So what happens when a change fails?
Is there chaos or is a contingency plan executed?
High-availability organizations are always evolving their contingency plans when failure occurs, or the likely prospect of failure appears. Rather than put their entire focus into one way of implementing a change and never taking failure into account, these groups may develop one or two contingency approaches. But they always have an ultimate ”rollback” plan to return the system to the last known good state.
The need for security and the ability to maintain service levels in increasingly complex business and IT environments should be incentives for all organizations to put rollback plans in place.
Imagine that the most critical server in the company has a planned maintenance window on Sundays from 2 a.m. to 5 a.m. That time slot has been negotiated into service level agreements (SLAs), which are taken very seriously. During that maintenance window, the planned changes are going great.
Then suddenly at 3 a.m. the server stops working — with only two hours to spare. The engineers repeatedly try to get the change in place by making ad hoc modifications. By 5 a.m. they are still pushing to get the changes in, and all the while, the system remains down.
What is wrong with this scenario?
Items four and five are crucial. The engineers should have known how long to try implementing the change, and then when to stop, change gears and execute the rollback plan to bring the system back online within the scheduled amount of time.
To explain, a rollback plan is a recovery plan that aims at returning the system to its last known good state. It may be a tape restore or a reload of a configuration file. The rollback plan is the emergency escape plan to get the system back up before the prescribed amount of time elapses. The allowable time factor is a key point.
There are times where one change is all that will happen. There are other times were the team has to install multiple changes on one host or across many hosts. To get them done within a planned maintenance window requires planning.
To make things simple, if there is one host, one change and a three-hour window, then basic logic tells us that we have three hours to get the change done. If there were three changes, then each change would use up some portion of that three-hour window based on estimates. The change planning process should always include a documented rollback plan and estimate as to how long it would take.
However long that rollback plan would take to execute is a key milestone scheduled back from the end of the permissible time. If the change is allotted one hour and the rollback plan would take 15 minutes, then between 40 and 45 minutes into the change, the engineers must actively decide whether to push ahead and finish, or to execute the rollback plan and restore the system to the last known good state.
If things are going well, then finish implementing the change. If things are going badly, then the team must roll back what has been done so far.
To decide to stop and actually admit the process has failed takes a lot of discipline.
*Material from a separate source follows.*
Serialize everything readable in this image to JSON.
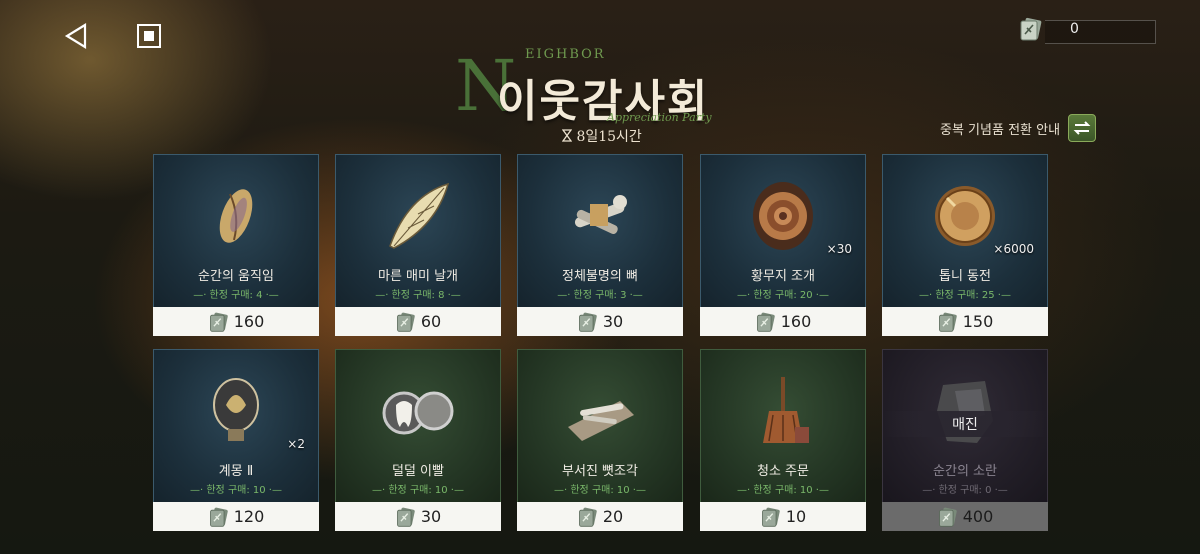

In the previous example, notice the allotment of up to five minutes to decide. The decision control point must take place with enough time to assess the situation and make a decision. Sometimes it even takes a dispassionate third party to make the decision because the engineers, or ”change builders” are so into the details of the implementation that they fail to recognize that a decision is needed.
To be optimally effective, there are some issues to bear in mind.
First, the engineers must be able to count on the current state matching the official last known good state that is manually or automatically detailed/documented;
If change management, configuration management and release management disciplines are not in place, then precious time can be lost when a rollback plan fails because the production build didn’t match the documented last known good build.
Not only is testing rendered less meaningful since the test system doesn’t mirror production, but it also is far harder to restore a system for which there is not current accurate configuration data. In these cases, when failure happens during change implementation, work shifts from the vital task of recovery to forensics. You’ll need to ask, ”Why is this configuration value 1,000 instead of 1,500? Who changed it and why?”
System changes can and do fail. As systems become increasingly complex, the probability of subtle differences in production causing a planned change to fail during implementation will climb as well.
Groups worried about meeting service level agreements and stakeholder expectations must recognize this correlation and require rollback plans as part of the change management planning process. Without the ability to recognize failure and quickly recover, the probability of unplanned work and downtime increases… and nobody wants that.